Of course, philosophers like to complicate things. What, after all, does it mean to be ‘affected’ by something? Is a virgin monk affected by an abortion law? Not in any personal sense but Catholics do feel their voice should be heard in this debate. Or let’s take climate change. This definitely affects everyone, and as traffic calming measures increase emissions (due to speeding up and slowing down), perhaps I should have a say in the Dumfries matter.
Putting these difficulties aside, we will focus on the substance: is ‘English votes for English laws’ the best way to realize the affectedness principle and so address our constitutional problem? Table 1 can help us here.
Table 1: Percentage of votes and seats (in parentheses) in the 2010 general election
|England||28.1% (191)||39.6% (298)||24.2% (43)||N/A|
|Scotland||42% (41)||16.7% (1)||18.9% (11)||19.9% (6)|

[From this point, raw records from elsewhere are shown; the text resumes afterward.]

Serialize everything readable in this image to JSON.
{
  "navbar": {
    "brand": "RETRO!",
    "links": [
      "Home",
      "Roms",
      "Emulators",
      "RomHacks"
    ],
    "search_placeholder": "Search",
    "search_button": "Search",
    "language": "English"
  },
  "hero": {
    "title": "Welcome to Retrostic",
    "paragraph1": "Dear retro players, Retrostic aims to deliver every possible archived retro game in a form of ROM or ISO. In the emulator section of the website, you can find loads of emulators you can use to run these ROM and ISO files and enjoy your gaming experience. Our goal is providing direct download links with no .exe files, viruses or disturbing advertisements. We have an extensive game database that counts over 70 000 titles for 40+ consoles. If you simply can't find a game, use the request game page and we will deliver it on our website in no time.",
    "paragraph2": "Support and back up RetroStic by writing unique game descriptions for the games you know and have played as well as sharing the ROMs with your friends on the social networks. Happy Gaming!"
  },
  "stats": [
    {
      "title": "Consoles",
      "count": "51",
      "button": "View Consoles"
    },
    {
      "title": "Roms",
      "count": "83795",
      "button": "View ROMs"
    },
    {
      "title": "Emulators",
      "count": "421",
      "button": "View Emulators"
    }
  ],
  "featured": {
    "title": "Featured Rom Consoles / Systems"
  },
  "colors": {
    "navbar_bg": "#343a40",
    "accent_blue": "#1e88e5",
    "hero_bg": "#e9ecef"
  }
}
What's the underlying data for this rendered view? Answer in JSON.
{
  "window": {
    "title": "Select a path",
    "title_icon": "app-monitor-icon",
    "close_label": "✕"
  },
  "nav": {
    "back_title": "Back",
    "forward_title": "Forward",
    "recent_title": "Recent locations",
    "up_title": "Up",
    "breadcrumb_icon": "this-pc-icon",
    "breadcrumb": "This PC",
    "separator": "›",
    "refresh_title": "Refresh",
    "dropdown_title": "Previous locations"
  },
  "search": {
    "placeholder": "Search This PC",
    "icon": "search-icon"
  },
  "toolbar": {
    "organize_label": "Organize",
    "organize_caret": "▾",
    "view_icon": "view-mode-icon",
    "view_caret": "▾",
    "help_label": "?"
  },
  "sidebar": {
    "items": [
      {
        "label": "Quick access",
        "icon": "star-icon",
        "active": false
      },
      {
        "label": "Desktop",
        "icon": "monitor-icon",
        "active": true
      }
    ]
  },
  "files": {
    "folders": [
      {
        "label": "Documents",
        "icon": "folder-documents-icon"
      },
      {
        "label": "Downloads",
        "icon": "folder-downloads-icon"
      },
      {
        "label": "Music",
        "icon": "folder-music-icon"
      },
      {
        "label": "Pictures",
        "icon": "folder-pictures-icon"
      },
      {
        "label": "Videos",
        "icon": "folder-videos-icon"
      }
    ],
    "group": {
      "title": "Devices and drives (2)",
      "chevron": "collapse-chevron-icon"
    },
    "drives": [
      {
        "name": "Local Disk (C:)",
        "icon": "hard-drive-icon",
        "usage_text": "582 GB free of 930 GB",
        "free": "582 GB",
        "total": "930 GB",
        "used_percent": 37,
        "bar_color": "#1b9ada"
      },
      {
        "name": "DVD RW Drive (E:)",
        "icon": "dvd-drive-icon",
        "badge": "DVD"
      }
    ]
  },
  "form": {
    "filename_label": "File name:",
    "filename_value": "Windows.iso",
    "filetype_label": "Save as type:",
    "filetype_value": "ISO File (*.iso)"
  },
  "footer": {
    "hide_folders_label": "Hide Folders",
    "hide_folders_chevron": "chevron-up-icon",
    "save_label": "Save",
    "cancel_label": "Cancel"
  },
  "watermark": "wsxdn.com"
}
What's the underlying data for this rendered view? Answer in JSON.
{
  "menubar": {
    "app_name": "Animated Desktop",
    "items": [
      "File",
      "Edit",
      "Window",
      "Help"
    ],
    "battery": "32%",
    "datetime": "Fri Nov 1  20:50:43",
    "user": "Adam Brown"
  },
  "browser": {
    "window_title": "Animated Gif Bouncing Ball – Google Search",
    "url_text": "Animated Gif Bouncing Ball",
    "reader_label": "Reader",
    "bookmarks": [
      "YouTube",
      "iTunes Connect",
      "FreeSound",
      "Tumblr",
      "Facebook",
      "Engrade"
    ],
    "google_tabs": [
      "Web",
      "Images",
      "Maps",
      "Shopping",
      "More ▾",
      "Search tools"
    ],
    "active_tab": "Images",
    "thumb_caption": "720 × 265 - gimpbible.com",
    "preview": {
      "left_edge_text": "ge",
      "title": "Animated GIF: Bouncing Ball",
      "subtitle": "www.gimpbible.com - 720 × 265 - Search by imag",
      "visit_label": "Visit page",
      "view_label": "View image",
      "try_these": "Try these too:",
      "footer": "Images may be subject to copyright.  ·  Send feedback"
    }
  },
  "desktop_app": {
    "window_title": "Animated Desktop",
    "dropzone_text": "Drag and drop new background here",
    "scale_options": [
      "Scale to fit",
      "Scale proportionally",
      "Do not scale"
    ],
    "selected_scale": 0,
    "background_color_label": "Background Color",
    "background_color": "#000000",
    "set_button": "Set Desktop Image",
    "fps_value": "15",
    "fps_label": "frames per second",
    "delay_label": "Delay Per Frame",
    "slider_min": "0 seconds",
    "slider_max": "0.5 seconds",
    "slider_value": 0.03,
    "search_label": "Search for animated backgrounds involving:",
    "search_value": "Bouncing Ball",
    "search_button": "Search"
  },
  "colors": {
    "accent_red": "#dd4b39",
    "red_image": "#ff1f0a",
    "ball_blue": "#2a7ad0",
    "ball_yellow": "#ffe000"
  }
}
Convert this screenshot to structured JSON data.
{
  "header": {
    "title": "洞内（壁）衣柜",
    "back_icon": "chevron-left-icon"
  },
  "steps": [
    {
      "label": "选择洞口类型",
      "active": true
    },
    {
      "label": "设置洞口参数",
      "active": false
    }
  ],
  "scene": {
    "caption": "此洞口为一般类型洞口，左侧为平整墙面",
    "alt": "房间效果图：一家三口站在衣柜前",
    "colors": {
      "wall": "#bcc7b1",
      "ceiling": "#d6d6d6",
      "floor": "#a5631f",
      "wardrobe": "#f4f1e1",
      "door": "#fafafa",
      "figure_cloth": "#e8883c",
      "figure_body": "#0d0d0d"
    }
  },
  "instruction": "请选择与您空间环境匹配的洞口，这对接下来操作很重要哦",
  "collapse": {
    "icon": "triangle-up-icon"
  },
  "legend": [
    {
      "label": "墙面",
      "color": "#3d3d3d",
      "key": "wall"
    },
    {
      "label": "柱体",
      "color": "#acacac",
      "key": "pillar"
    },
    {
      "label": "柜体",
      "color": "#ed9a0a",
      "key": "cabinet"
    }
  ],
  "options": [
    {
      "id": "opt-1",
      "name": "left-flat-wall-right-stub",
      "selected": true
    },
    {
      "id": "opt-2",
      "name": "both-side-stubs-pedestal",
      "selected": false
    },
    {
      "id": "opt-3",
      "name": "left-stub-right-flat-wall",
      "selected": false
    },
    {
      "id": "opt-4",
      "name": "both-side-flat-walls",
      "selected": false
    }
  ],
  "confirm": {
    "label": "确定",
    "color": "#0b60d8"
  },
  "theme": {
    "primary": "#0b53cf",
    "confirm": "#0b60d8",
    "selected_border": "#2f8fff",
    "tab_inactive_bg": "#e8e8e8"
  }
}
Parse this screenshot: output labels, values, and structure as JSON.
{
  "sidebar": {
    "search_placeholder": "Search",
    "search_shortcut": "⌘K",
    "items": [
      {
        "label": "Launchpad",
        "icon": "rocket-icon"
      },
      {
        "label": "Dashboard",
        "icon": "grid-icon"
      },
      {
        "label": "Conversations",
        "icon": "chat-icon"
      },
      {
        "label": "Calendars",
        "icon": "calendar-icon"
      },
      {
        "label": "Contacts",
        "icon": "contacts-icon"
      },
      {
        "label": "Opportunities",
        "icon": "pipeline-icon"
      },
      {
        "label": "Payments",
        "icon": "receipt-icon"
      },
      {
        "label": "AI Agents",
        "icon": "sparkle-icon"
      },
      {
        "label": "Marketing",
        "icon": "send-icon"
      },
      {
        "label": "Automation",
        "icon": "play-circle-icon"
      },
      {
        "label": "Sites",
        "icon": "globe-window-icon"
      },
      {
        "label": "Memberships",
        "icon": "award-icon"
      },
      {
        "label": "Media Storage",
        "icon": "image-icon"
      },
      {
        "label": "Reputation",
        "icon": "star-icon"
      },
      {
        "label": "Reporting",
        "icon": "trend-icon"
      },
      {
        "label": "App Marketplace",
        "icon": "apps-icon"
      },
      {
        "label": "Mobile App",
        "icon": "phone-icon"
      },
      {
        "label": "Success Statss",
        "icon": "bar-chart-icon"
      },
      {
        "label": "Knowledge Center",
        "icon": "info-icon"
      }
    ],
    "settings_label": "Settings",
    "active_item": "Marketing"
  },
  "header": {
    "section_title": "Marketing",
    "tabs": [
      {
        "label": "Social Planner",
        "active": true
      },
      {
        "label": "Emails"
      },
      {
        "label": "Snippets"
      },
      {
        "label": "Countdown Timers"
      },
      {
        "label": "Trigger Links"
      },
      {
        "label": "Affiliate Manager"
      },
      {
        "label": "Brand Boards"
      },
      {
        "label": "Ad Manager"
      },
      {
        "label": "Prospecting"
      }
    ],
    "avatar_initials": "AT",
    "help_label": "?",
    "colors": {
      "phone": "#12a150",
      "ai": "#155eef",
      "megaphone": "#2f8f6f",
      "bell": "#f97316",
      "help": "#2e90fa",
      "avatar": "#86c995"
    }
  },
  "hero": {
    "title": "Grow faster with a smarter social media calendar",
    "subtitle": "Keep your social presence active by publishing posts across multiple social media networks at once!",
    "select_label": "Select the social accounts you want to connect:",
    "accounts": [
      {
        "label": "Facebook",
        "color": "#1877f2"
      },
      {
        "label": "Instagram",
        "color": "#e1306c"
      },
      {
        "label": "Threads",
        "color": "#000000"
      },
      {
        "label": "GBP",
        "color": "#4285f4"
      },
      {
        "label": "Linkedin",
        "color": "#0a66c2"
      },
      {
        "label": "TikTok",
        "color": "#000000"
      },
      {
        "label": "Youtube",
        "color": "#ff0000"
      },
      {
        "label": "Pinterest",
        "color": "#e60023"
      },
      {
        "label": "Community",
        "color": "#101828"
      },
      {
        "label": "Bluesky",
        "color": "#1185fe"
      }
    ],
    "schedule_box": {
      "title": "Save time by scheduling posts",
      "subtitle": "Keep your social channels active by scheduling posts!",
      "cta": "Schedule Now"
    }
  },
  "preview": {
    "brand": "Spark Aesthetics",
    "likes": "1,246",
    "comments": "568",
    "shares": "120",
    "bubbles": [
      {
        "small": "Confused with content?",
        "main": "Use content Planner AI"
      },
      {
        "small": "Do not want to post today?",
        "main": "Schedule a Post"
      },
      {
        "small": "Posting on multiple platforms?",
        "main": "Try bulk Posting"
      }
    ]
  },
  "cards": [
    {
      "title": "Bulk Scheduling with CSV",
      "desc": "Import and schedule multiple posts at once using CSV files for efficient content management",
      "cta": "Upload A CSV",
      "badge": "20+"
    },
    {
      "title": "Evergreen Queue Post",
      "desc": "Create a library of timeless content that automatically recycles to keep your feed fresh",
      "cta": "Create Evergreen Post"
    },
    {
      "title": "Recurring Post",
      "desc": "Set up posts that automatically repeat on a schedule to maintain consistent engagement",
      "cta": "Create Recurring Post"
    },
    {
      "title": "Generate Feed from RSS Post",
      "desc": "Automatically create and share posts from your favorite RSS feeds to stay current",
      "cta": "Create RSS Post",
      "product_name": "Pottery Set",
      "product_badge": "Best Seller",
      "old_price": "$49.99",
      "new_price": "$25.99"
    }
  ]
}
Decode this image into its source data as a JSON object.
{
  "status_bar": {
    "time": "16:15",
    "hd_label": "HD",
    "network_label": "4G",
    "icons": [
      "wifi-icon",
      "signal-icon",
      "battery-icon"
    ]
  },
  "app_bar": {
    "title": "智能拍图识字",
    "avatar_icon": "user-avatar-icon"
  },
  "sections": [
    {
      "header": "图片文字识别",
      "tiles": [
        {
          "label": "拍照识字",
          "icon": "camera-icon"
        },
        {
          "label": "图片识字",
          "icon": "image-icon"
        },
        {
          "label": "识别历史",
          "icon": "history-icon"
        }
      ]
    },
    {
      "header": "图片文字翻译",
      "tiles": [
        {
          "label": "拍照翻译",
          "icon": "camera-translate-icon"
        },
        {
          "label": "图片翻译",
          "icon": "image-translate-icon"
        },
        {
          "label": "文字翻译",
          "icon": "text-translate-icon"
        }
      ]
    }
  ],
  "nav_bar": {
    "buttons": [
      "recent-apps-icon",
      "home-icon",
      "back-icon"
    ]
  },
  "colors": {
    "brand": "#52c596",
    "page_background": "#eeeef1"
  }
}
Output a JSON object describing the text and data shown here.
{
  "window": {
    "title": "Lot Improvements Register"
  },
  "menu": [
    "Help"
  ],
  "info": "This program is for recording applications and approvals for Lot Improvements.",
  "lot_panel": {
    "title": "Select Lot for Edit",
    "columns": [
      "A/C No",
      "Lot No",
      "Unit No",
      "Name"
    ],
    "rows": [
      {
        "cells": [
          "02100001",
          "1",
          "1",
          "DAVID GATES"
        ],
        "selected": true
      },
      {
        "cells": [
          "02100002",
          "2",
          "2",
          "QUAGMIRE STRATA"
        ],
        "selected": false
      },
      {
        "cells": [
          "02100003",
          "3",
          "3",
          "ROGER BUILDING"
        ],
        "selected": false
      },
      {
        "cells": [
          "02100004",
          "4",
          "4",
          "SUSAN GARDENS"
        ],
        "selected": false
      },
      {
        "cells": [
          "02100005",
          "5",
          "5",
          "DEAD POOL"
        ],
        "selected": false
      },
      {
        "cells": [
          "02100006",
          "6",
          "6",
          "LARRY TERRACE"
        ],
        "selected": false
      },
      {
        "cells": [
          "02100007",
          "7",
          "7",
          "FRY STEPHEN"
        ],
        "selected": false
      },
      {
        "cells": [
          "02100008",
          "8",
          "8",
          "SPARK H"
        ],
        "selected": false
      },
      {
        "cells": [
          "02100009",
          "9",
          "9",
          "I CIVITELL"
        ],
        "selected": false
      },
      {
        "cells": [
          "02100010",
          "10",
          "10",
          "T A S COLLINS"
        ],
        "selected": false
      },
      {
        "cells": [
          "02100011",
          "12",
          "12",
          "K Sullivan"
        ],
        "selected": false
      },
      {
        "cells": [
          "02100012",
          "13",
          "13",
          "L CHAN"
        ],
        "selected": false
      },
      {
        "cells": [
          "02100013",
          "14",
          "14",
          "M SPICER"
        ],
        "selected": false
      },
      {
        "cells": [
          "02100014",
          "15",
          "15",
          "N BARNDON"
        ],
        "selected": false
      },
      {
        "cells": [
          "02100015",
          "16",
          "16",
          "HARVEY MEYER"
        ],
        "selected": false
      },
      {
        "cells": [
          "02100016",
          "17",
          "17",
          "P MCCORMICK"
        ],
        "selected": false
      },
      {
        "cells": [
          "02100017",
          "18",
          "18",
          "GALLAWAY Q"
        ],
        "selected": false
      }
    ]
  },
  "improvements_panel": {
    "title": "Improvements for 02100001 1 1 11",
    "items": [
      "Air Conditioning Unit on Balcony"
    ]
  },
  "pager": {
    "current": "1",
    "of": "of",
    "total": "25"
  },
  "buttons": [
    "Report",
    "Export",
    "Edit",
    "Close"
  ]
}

|Wales||36.2% (26)||26.1% (8)||20.1% (3)||11.3% (3)|
The table shows why the Labour Party is wary of English votes for English laws. The Conservative Party has a massive majority of England’s MPs.
But a closer look tells us something else. The Labour Party has by far the most MPs in Scotland (41 versus 18). Why aren’t they in control of Scotland’s parliament? One answer is that if you ask people a different question, they will give you a different answer. When electing people to Scotland’s Parliament voters were asked who should make Scotland-only laws? But in a general election they were asked something like who should make UK-wide laws? For Scotland-only laws the Scots prefer the SNP, for UK-wide laws they prefer Labour.
By analogy, just because voters in England elected a majority of Conservative MPs at a general election, it does not follow they would do the same if they were asked who should make England-only laws. Of course, they might but, to find out, we would have to ask them. In short, while some laws only affect people in England, it does not follow that England’s MPs are the people best-qualified to make those laws.
One objection is that ‘English votes for English laws’ is a less bureaucratic and more efficient solution than, say, creating an English parliament. But this won’t wash. If it is not clear that an English parliament would return a Conservative majority, the fact that Conservative rule would be more efficient is no argument. Efficiently governing in ways that don’t represent the people’s views is worse than representing the people inefficiently.
An English Parliament?
None of this is an argument for an English parliament but it is relevant to the constitutional problems the UK faces. Jeremy Waldron (Chichele Professor of Social and Political Theory at Oxford University) describes the general problem here as the problem of authority: who should make the law? And, why should they make the law rather than some other group of people?
Waldron notes that we profoundly disagree about what the law should be and who should make it. We live, as he says, in the ‘circumstances of politics’. In Waldron’s view, this implies that we cannot legitimately appeal to partisan considerations when addressing constitutional problems like the UK’s.
Several points follow. First, the circumstances of politics implies that no political party should address our constitution problems through solutions that just happen to make it more likely that they will get the laws they want.
Second, any constitutional changes must stand the test of time and adequately address problems that have not yet arisen or been imagined (Donald Rumsfeld’s ‘unknown unknowns’). This is one of the remarkable features of the US constitution; it is still going strong after more than 225 years whereas Scottish devolution is fraying after a little over 15. In large part this is because, up until now, the anomalies which Scottish devolution created have been ignored.
Finally, ‘English votes for English laws’ is not the only democratic problem in the UK. For instance, many local councillors are of low quality and most council officials are yet to accept the principle of public accountability. We should take this constitutional opportunity to reform our democracy more systematically and thoroughly.
This will take time and (in my view) implies that politicians who have to keep supporters onside, and worry about the next election, are best excluded from the process. There is little chance of this happening and as we lack a Madison, Jefferson or Franklin, we are in a little trouble. Where does this leave us? To quote the proverbial local when asked for directions ‘if I were you, I wouldn’t start from here …’